    ETA:
    [LEFT][SIZE=4][COLOR=rgb(20, 20, 20)]
    Indeed. It's amusing as :censored: to hear people not slam Abrams for doing Star Wars wrong after slamming him for doing Star Trek wrong and telling him to go do Star Wars. There's a reason why I don't trust fans, myself included, We have significant blind spots, and those blind spots make us rather irrational, including in our hatred of production teams. Lucas was widely reviled and now people treat him as some sort of second coming if he were to come back.

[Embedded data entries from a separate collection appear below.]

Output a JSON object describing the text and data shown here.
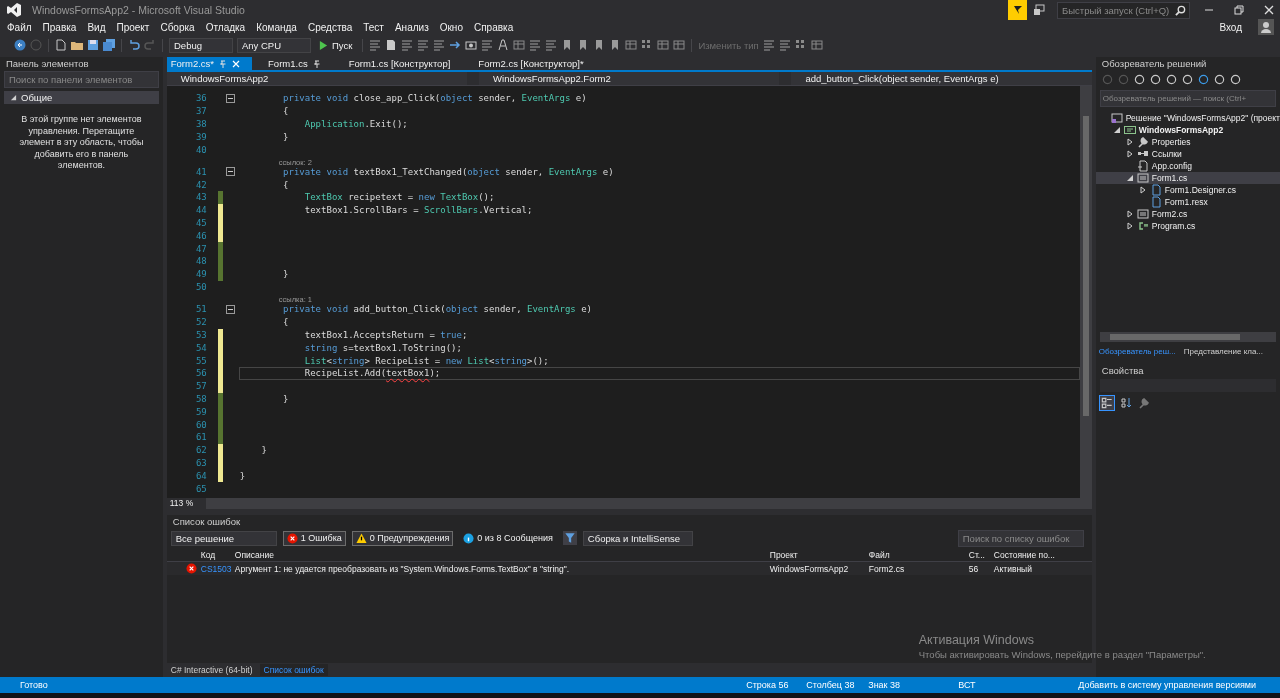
{
  "window": {
    "title": "WindowsFormsApp2 - Microsoft Visual Studio",
    "quick_launch": {
      "placeholder": "Быстрый запуск (Ctrl+Q)"
    },
    "sign_in": "Вход"
  },
  "menu": [
    "Файл",
    "Правка",
    "Вид",
    "Проект",
    "Сборка",
    "Отладка",
    "Команда",
    "Средства",
    "Тест",
    "Анализ",
    "Окно",
    "Справка"
  ],
  "toolbar": {
    "configuration": "Debug",
    "platform": "Any CPU",
    "start": "Пуск",
    "change_type": "Изменить тип"
  },
  "toolbox": {
    "title": "Панель элементов",
    "search": {
      "placeholder": "Поиск по панели элементов"
    },
    "group": {
      "label": "Общие",
      "expanded": true
    },
    "empty_text": "В этой группе нет элементов управления. Перетащите элемент в эту область, чтобы добавить его в панель элементов."
  },
  "doc_tabs": [
    {
      "label": "Form2.cs*",
      "selected": true,
      "pinned": true
    },
    {
      "label": "Form1.cs",
      "selected": false,
      "pinned": true
    },
    {
      "label": "Form1.cs [Конструктор]",
      "selected": false,
      "pinned": false
    },
    {
      "label": "Form2.cs [Конструктор]*",
      "selected": false,
      "pinned": false
    }
  ],
  "nav_bar": [
    "WindowsFormsApp2",
    "WindowsFormsApp2.Form2",
    "add_button_Click(object sender, EventArgs e)"
  ],
  "editor": {
    "zoom": "113 %",
    "lines": [
      {
        "n": "36",
        "fold": true,
        "modified": false,
        "segments": [
          {
            "t": "        private void ",
            "kind": "kw"
          },
          {
            "t": "close_app_Click(",
            "kind": "text"
          },
          {
            "t": "object",
            "kind": "kw"
          },
          {
            "t": " sender, ",
            "kind": "text"
          },
          {
            "t": "EventArgs",
            "kind": "type"
          },
          {
            "t": " e)",
            "kind": "text"
          }
        ]
      },
      {
        "n": "37",
        "modified": false,
        "segments": [
          {
            "t": "        {",
            "kind": "text"
          }
        ]
      },
      {
        "n": "38",
        "modified": false,
        "segments": [
          {
            "t": "            Application",
            "kind": "type"
          },
          {
            "t": ".Exit();",
            "kind": "text"
          }
        ]
      },
      {
        "n": "39",
        "modified": false,
        "segments": [
          {
            "t": "        }",
            "kind": "text"
          }
        ]
      },
      {
        "n": "40",
        "modified": false
      },
      {
        "n": "41",
        "fold": true,
        "modified": false,
        "codelens": "ссылок: 2",
        "segments": [
          {
            "t": "        private void ",
            "kind": "kw"
          },
          {
            "t": "textBox1_TextChanged(",
            "kind": "text"
          },
          {
            "t": "object",
            "kind": "kw"
          },
          {
            "t": " sender, ",
            "kind": "text"
          },
          {
            "t": "EventArgs",
            "kind": "type"
          },
          {
            "t": " e)",
            "kind": "text"
          }
        ]
      },
      {
        "n": "42",
        "modified": false,
        "segments": [
          {
            "t": "        {",
            "kind": "text"
          }
        ]
      },
      {
        "n": "43",
        "modified": true,
        "saved": true,
        "segments": [
          {
            "t": "            TextBox",
            "kind": "type"
          },
          {
            "t": " recipetext = ",
            "kind": "text"
          },
          {
            "t": "new ",
            "kind": "kw"
          },
          {
            "t": "TextBox",
            "kind": "type"
          },
          {
            "t": "();",
            "kind": "text"
          }
        ]
      },
      {
        "n": "44",
        "modified": true,
        "saved": false,
        "segments": [
          {
            "t": "            textBox1.ScrollBars = ",
            "kind": "text"
          },
          {
            "t": "ScrollBars",
            "kind": "type"
          },
          {
            "t": ".Vertical;",
            "kind": "text"
          }
        ]
      },
      {
        "n": "45",
        "modified": true,
        "saved": false
      },
      {
        "n": "46",
        "modified": true,
        "saved": false
      },
      {
        "n": "47",
        "modified": true,
        "saved": true
      },
      {
        "n": "48",
        "modified": true,
        "saved": true
      },
      {
        "n": "49",
        "modified": true,
        "saved": true,
        "segments": [
          {
            "t": "        }",
            "kind": "text"
          }
        ]
      },
      {
        "n": "50",
        "modified": false
      },
      {
        "n": "51",
        "fold": true,
        "modified": false,
        "codelens": "ссылка: 1",
        "segments": [
          {
            "t": "        private void ",
            "kind": "kw"
          },
          {
            "t": "add_button_Click(",
            "kind": "text"
          },
          {
            "t": "object",
            "kind": "kw"
          },
          {
            "t": " sender, ",
            "kind": "text"
          },
          {
            "t": "EventArgs",
            "kind": "type"
          },
          {
            "t": " e)",
            "kind": "text"
          }
        ]
      },
      {
        "n": "52",
        "modified": false,
        "segments": [
          {
            "t": "        {",
            "kind": "text"
          }
        ]
      },
      {
        "n": "53",
        "modified": true,
        "saved": false,
        "segments": [
          {
            "t": "            textBox1.AcceptsReturn = ",
            "kind": "text"
          },
          {
            "t": "true",
            "kind": "kw"
          },
          {
            "t": ";",
            "kind": "text"
          }
        ]
      },
      {
        "n": "54",
        "modified": true,
        "saved": false,
        "segments": [
          {
            "t": "            string",
            "kind": "kw"
          },
          {
            "t": " s=textBox1.ToString();",
            "kind": "text"
          }
        ]
      },
      {
        "n": "55",
        "modified": true,
        "saved": false,
        "segments": [
          {
            "t": "            List",
            "kind": "type"
          },
          {
            "t": "<",
            "kind": "text"
          },
          {
            "t": "string",
            "kind": "kw"
          },
          {
            "t": "> RecipeList = ",
            "kind": "text"
          },
          {
            "t": "new ",
            "kind": "kw"
          },
          {
            "t": "List",
            "kind": "type"
          },
          {
            "t": "<",
            "kind": "text"
          },
          {
            "t": "string",
            "kind": "kw"
          },
          {
            "t": ">();",
            "kind": "text"
          }
        ]
      },
      {
        "n": "56",
        "modified": true,
        "saved": false,
        "current": true,
        "segments": [
          {
            "t": "            RecipeList.Add(",
            "kind": "text"
          },
          {
            "t": "textBox1",
            "kind": "text",
            "error": true
          },
          {
            "t": ");",
            "kind": "text"
          }
        ]
      },
      {
        "n": "57",
        "modified": true,
        "saved": false
      },
      {
        "n": "58",
        "modified": true,
        "saved": true,
        "segments": [
          {
            "t": "        }",
            "kind": "text"
          }
        ]
      },
      {
        "n": "59",
        "modified": true,
        "saved": true
      },
      {
        "n": "60",
        "modified": true,
        "saved": true
      },
      {
        "n": "61",
        "modified": true,
        "saved": true
      },
      {
        "n": "62",
        "modified": true,
        "saved": false,
        "segments": [
          {
            "t": "    }",
            "kind": "text"
          }
        ]
      },
      {
        "n": "63",
        "modified": true,
        "saved": false
      },
      {
        "n": "64",
        "modified": true,
        "saved": false,
        "segments": [
          {
            "t": "}",
            "kind": "text"
          }
        ]
      },
      {
        "n": "65",
        "modified": false
      }
    ]
  },
  "solution_explorer": {
    "title": "Обозреватель решений",
    "search": {
      "placeholder": "Обозреватель решений — поиск (Ctrl+"
    },
    "tree": [
      {
        "label": "Решение \"WindowsFormsApp2\"  (проект",
        "kind": "solution",
        "selected": false,
        "children": [
          {
            "label": "WindowsFormsApp2",
            "kind": "project",
            "selected": false,
            "expanded": true,
            "children": [
              {
                "label": "Properties",
                "kind": "properties",
                "selected": false,
                "expanded": false
              },
              {
                "label": "Ссылки",
                "kind": "references",
                "selected": false,
                "expanded": false
              },
              {
                "label": "App.config",
                "kind": "config",
                "selected": false
              },
              {
                "label": "Form1.cs",
                "kind": "form",
                "selected": true,
                "expanded": true,
                "children": [
                  {
                    "label": "Form1.Designer.cs",
                    "kind": "file",
                    "selected": false,
                    "expanded": false
                  },
                  {
                    "label": "Form1.resx",
                    "kind": "file",
                    "selected": false
                  }
                ]
              },
              {
                "label": "Form2.cs",
                "kind": "form",
                "selected": false,
                "expanded": false
              },
              {
                "label": "Program.cs",
                "kind": "csharp",
                "selected": false,
                "expanded": false
              }
            ]
          }
        ]
      }
    ],
    "tabs": [
      {
        "label": "Обозреватель реш...",
        "selected": true
      },
      {
        "label": "Представление кла...",
        "selected": false
      }
    ]
  },
  "properties": {
    "title": "Свойства"
  },
  "error_list": {
    "title": "Список ошибок",
    "scope": "Все решение",
    "filters": [
      {
        "label": "1 Ошибка",
        "kind": "error",
        "selected": true
      },
      {
        "label": "0 Предупреждения",
        "kind": "warning",
        "selected": true
      },
      {
        "label": "0 из 8 Сообщения",
        "kind": "message",
        "selected": false
      }
    ],
    "source": "Сборка и IntelliSense",
    "search": {
      "placeholder": "Поиск по списку ошибок"
    },
    "columns": [
      "Код",
      "Описание",
      "Проект",
      "Файл",
      "Ст...",
      "Состояние по..."
    ],
    "rows": [
      {
        "kind": "error",
        "code": "CS1503",
        "description": "Аргумент 1: не удается преобразовать из \"System.Windows.Forms.TextBox\" в \"string\".",
        "project": "WindowsFormsApp2",
        "file": "Form2.cs",
        "line": "56",
        "state": "Активный"
      }
    ]
  },
  "bottom_tabs": [
    {
      "label": "C# Interactive (64-bit)",
      "selected": false
    },
    {
      "label": "Список ошибок",
      "selected": true
    }
  ],
  "activation": {
    "title": "Активация Windows",
    "text": "Чтобы активировать Windows, перейдите в раздел \"Параметры\"."
  },
  "status_bar": {
    "state": "Готово",
    "line": "Строка 56",
    "column": "Столбец 38",
    "char": "Знак 38",
    "mode": "ВСТ",
    "source_control": "Добавить в систему управления версиями"
  }
}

    It's the same as the attitude with retail workers and customers. I see the same generalizations of "all retailers suck!" and "employees suck" and "customers suck." We're generalizing everything, including how people are going to react. Fun fact: not every reaction is based upon what you think it is. [/COLOR][/SIZE][/LEFT]
     
    Last edited: Jan 12, 2022